Ann inspection of the ngram files revealed that the number of times the words "Karl Marx" or "Adam Smith" is used was much more variable than the number of books containing a reference to Karl Marx or Adam Smith. The publication of a biography, for example, causes a large spike in the number of Smith or Marx mentions. To minimize such effects, I chose to analyze trends in the number of books containing Marx or Smith references, as opposed to the number of mentions.
The next table shows the absolute number of books published in Great Britain containing a reference to either Karl Marx or Adam Smith. To make the data easier to read, the numbers reflect three-year moving averages.

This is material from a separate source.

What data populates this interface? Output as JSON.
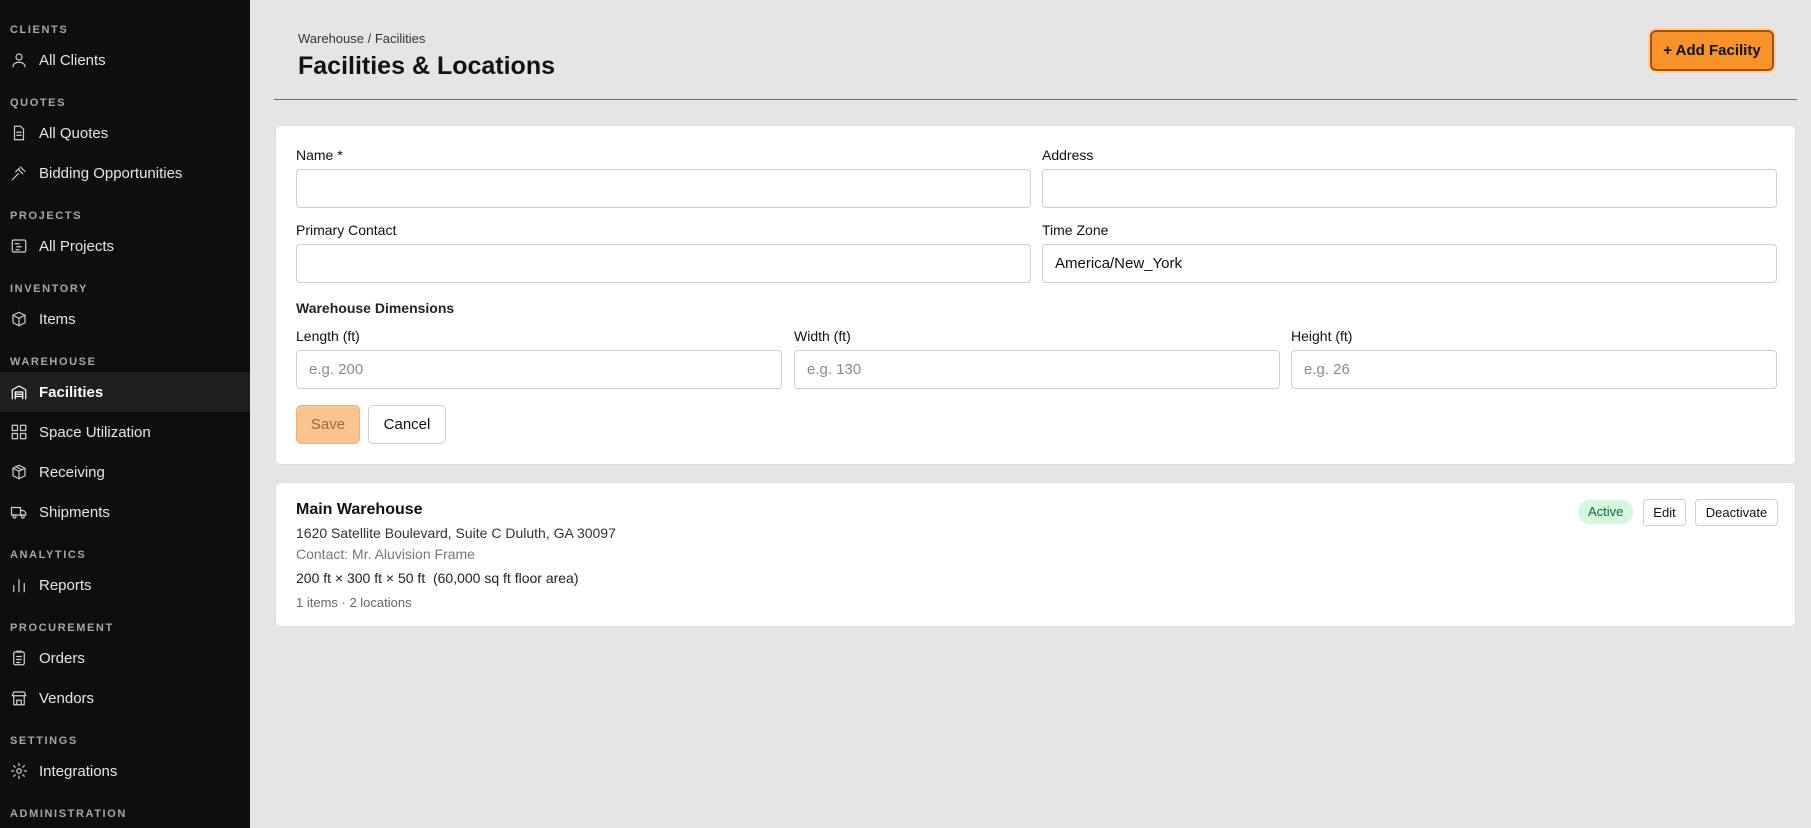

This more careful analysis reveals that, because the absolute number of books published has increased rapidly in recent years, the absolute number of Marx/Smith references is very different from the relative frequency of references. Whether because of a real increase in the amount of books published, or because of some artifact of Google's data collection methodology, the absolute number of works containing a reference to Adam Smith or Karl Marx has increased substantially in the last decade or so.
So let's put Smith and Marx in a head to head battle - again, this data is a three year moving average of the number of books published in Britain:

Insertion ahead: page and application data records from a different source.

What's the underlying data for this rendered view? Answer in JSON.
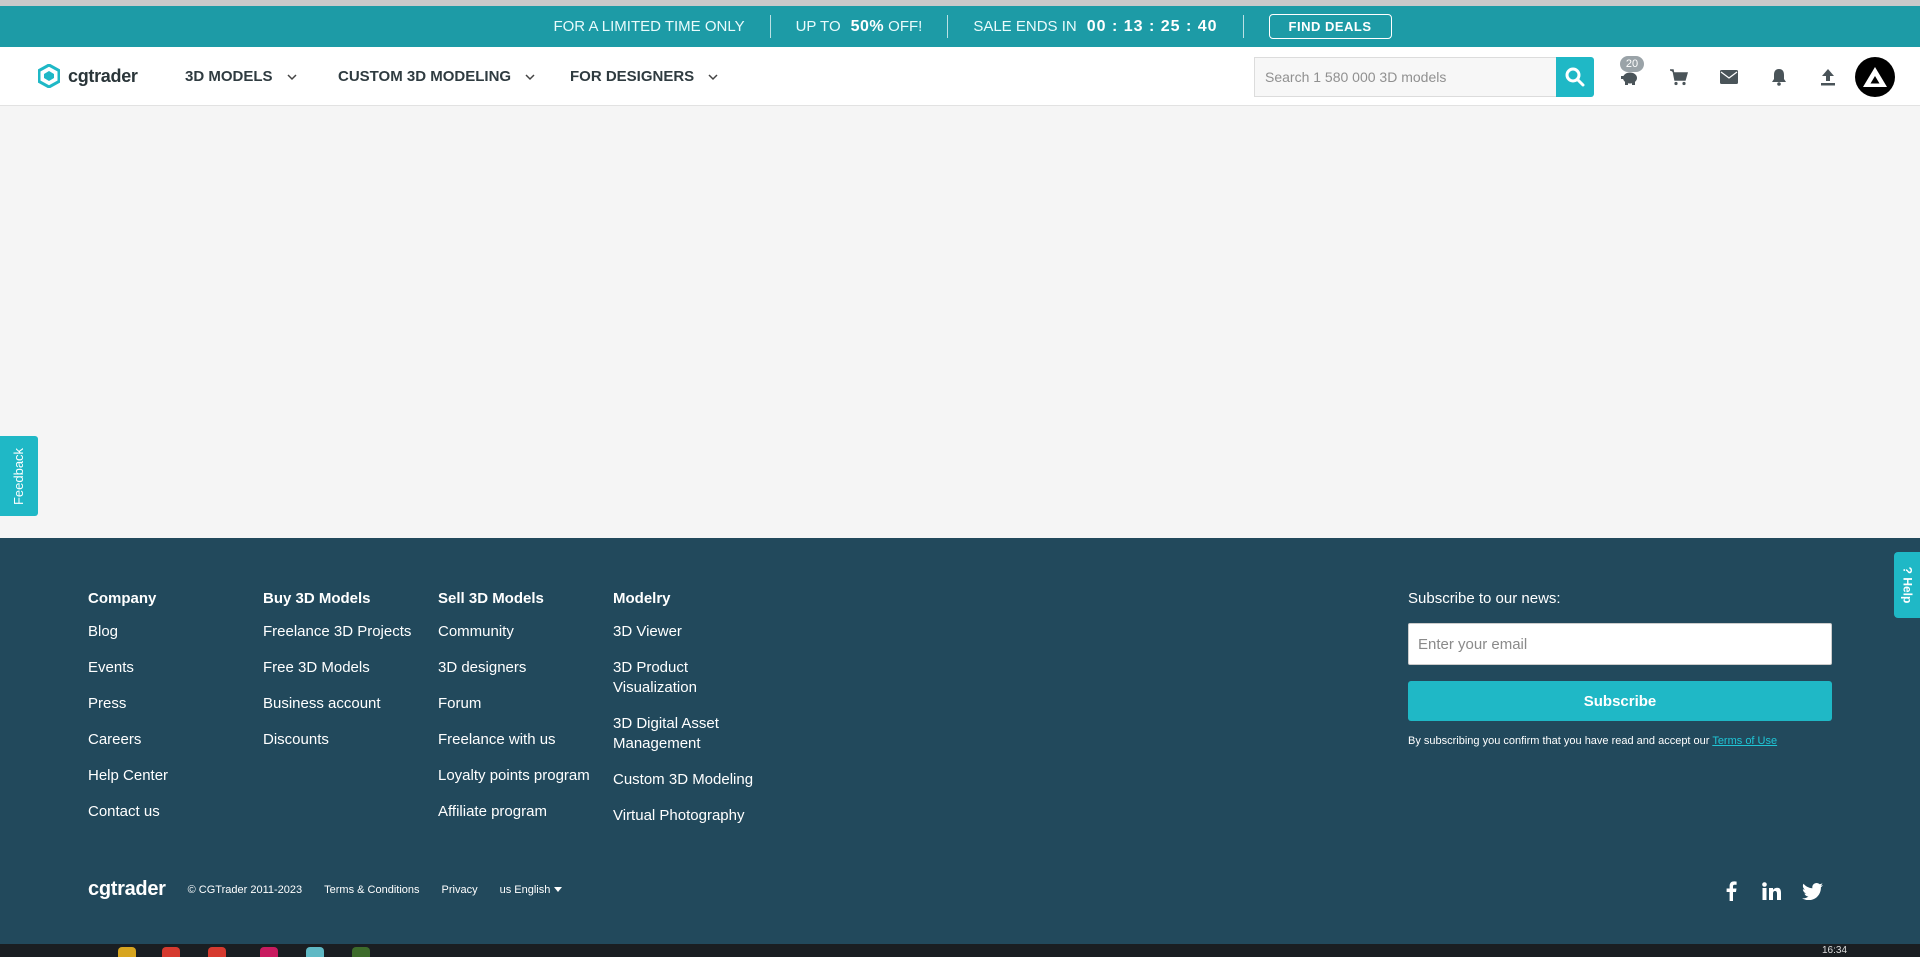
{
  "promo": {
    "limited": "FOR A LIMITED TIME ONLY",
    "up_to": "UP TO",
    "percent": "50%",
    "off": "OFF!",
    "sale_ends": "SALE ENDS IN",
    "timer": "00 : 13 : 25 : 40",
    "find_deals": "FIND DEALS"
  },
  "nav": {
    "brand": "cgtrader",
    "menu": [
      "3D MODELS",
      "CUSTOM 3D MODELING",
      "FOR DESIGNERS"
    ],
    "search_placeholder": "Search 1 580 000 3D models",
    "points_badge": "20"
  },
  "feedback_label": "Feedback",
  "help_label": "Help",
  "footer": {
    "columns": [
      {
        "title": "Company",
        "links": [
          "Blog",
          "Events",
          "Press",
          "Careers",
          "Help Center",
          "Contact us"
        ]
      },
      {
        "title": "Buy 3D Models",
        "links": [
          "Freelance 3D Projects",
          "Free 3D Models",
          "Business account",
          "Discounts"
        ]
      },
      {
        "title": "Sell 3D Models",
        "links": [
          "Community",
          "3D designers",
          "Forum",
          "Freelance with us",
          "Loyalty points program",
          "Affiliate program"
        ]
      },
      {
        "title": "Modelry",
        "links": [
          "3D Viewer",
          "3D Product Visualization",
          "3D Digital Asset Management",
          "Custom 3D Modeling",
          "Virtual Photography"
        ]
      }
    ],
    "subscribe": {
      "title": "Subscribe to our news:",
      "email_placeholder": "Enter your email",
      "button": "Subscribe",
      "legal": "By subscribing you confirm that you have read and accept our",
      "terms": "Terms of Use"
    },
    "bottom": {
      "brand": "cgtrader",
      "copyright": "© CGTrader 2011-2023",
      "terms": "Terms & Conditions",
      "privacy": "Privacy",
      "language": "us English"
    }
  },
  "taskbar": {
    "clock": "16:34"
  },
  "colors": {
    "accent": "#1fb8c6",
    "promo_bg": "#1d9ba6",
    "footer_bg": "#22495c"
  }
}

This pattern looks more like the earlier ones, with books referring to Karl Marx peaking in the late 70s/early 80s. Yet it does not show the same pronounced decline - perhaps this is because I have used British English data, and some explorations with the ngram viewer reveals that the relative frequency of Marx is greater in British English than American English.

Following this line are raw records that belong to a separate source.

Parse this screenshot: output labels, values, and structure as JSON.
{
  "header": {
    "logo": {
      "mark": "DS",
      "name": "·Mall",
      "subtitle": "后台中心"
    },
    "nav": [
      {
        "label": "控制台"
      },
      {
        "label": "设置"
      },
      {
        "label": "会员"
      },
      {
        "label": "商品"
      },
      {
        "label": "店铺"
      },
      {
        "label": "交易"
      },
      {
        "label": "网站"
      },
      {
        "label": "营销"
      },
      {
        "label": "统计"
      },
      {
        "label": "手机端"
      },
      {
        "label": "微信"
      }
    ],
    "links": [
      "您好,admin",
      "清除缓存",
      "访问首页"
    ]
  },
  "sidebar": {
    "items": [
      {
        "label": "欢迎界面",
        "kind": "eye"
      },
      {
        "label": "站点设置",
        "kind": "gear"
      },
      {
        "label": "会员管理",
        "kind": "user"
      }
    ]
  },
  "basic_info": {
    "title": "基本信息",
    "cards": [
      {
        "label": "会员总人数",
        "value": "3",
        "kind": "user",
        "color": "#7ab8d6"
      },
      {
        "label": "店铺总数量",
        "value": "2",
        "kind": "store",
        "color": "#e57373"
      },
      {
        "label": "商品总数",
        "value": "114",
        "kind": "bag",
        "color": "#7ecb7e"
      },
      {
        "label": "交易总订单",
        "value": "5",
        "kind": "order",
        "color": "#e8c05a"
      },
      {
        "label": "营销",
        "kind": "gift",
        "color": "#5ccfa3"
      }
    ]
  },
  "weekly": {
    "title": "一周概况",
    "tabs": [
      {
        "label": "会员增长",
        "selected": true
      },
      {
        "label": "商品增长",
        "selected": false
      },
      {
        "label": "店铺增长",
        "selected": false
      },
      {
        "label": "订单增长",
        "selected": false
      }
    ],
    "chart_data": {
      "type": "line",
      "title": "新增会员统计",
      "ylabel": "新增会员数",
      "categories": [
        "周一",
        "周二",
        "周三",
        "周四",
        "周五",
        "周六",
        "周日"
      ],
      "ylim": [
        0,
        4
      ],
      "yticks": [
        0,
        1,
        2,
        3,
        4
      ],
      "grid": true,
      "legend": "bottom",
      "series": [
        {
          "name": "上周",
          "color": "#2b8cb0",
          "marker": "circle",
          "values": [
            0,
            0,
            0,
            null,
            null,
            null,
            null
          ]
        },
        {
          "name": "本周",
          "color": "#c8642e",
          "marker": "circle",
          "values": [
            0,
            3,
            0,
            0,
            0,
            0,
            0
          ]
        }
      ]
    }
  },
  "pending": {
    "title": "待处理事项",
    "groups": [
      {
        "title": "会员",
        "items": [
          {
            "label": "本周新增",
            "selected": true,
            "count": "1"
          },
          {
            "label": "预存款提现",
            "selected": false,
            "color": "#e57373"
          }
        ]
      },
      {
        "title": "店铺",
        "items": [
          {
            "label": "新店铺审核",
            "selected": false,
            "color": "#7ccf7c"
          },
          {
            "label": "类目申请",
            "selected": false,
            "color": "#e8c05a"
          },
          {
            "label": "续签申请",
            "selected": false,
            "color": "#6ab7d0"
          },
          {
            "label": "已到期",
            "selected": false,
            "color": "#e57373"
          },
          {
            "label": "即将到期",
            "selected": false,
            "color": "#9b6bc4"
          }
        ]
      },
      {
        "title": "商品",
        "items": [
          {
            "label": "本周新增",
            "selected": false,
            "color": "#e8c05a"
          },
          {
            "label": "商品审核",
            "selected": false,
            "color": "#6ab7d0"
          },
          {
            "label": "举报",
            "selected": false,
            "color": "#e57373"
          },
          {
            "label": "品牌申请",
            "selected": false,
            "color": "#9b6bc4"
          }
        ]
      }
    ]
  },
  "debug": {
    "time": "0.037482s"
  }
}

So what's the point?
This post is, for me, a research exercise - I'm learning how to write scripts, and trying to figure out the strengths and limitations of the ngram data base. Karl Marx and Adam Smith are good phrases to play with because they're two terms that search nicely.
As an analysis of trends in academic scholarship, the approach taken here has limitations. It only surveys books, but most academics, especially most academic economists, publish the bulk of their research in academic journals. Hence it is an imperfect measure of recent intellectual trends, but better as a measure of the evolution of thought in, say, the earlier part of the last century, when books were more important publication outlets.
Moreover, there is a certain amount of noise in the data - sometimes publication dates are inaccurate, and every different edition of a the Wealth of Nations counts as a different book, which might or might not be appropriate.
What the analysis does show is how closely interest in Karl Marx has shadowed Communism - growing rapidly during the years leading up to the Communist revolution in Russia, and then continuing to rise during the Depression era of the 1930s. After 1980, as the strains on the Soviet system began to grow, references to Karl Marx began to level off and then, it appears, decline in relative terms.
Unfortunately, ngram counts are devoid of content. The books referring to Karl Marx could be volumes on the history of economic thought or ones on the history of Soviet Russia. Or they could be modern-day reprints of Das Kapital.
In some ways, ngrams are more useful for showing how the use of language has evolved over time. One can document the decline of the semi-colon (in green), for example, the rise of the question (in red) and the stability of exclamation marks (in blue).
I suspect that an intelligent use of the ngram database could reveal a great deal about the history of economic thought, especially the relative importance of technical terms and phrases. But I don't have any idea where to begin.